Correct feeds for animals Calcium deficiency so give rations low in calcium and (relatively) and higher in phosphorous during the dry period of the cow. In this way, calcium metabolism will be activated at birth, the parathyroid gland will be more willing to mobilize calcium from the bones, and calcium from food rations and supplements will be better absorbed.
This strategy is most effective if calcium intake is less than 20 grams per day. However, formulating rations with such a low level of calcium is difficult. So DCAD strategy can be applied. By giving salts such as potassium chloride at least 10 days before delivery, calcium absorption during the dry period will also be lower.
Dry cows should receive an adequate amount of magnesium because several studies show that hypomagnesaemia is closely associated with fever. MilkThe use of grain feed up to 1% of body weight during the dry period reduces the spread of fever Milk.
Use a vitamin D supplement 3 to 8 days before delivery. This must be accompanied by adequate levels of calcium and phosphorus in the diet and/or supplements.
Vitamin D is important for intestinal absorption and bone mobilization of calcium, however, care must be taken as excessive supplementation one day before delivery may increase the chances of developing a fever. Milk or other toxic effects.
Fast-acting calcium supplements added within 24 hours before and after delivery. Many commercial products are available in different forms: liquid, gel, paste, and bolus. It is also used as a remedy to prevent relapses of fever Milk.
- Other factors
- Body Condition Score: The energy intake of cows should be monitored in the middle and late lactation because it is important to prevent a dehydrated cow from becoming too fat.
- Provide comfort and a clean birthing box to reduce stress.
- Implement specific control programs when the spread of fever increases Milk In cows at high risk to upwards of 10%.
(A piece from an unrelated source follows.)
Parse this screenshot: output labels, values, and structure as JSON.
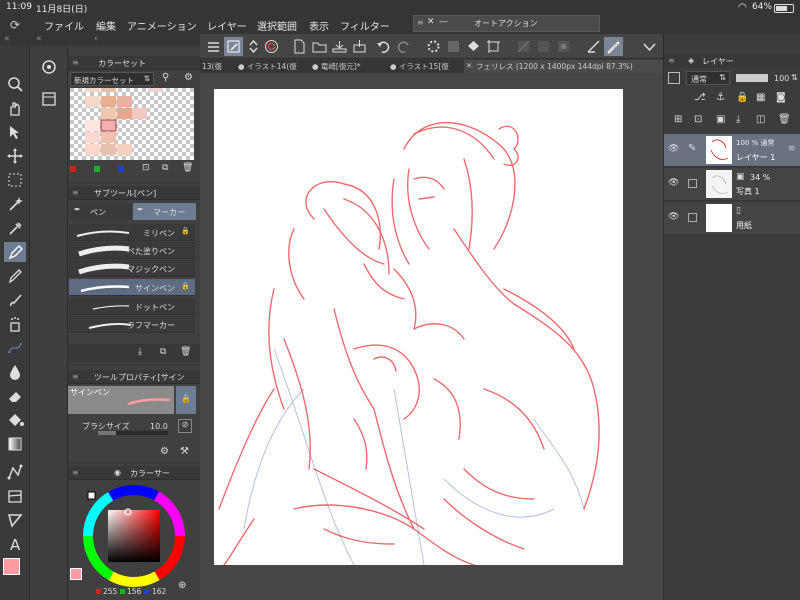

- Shortening the dry period may reduce the incidence of fever Milk in cattle, but it may also reduce production Milk during the next lactation period.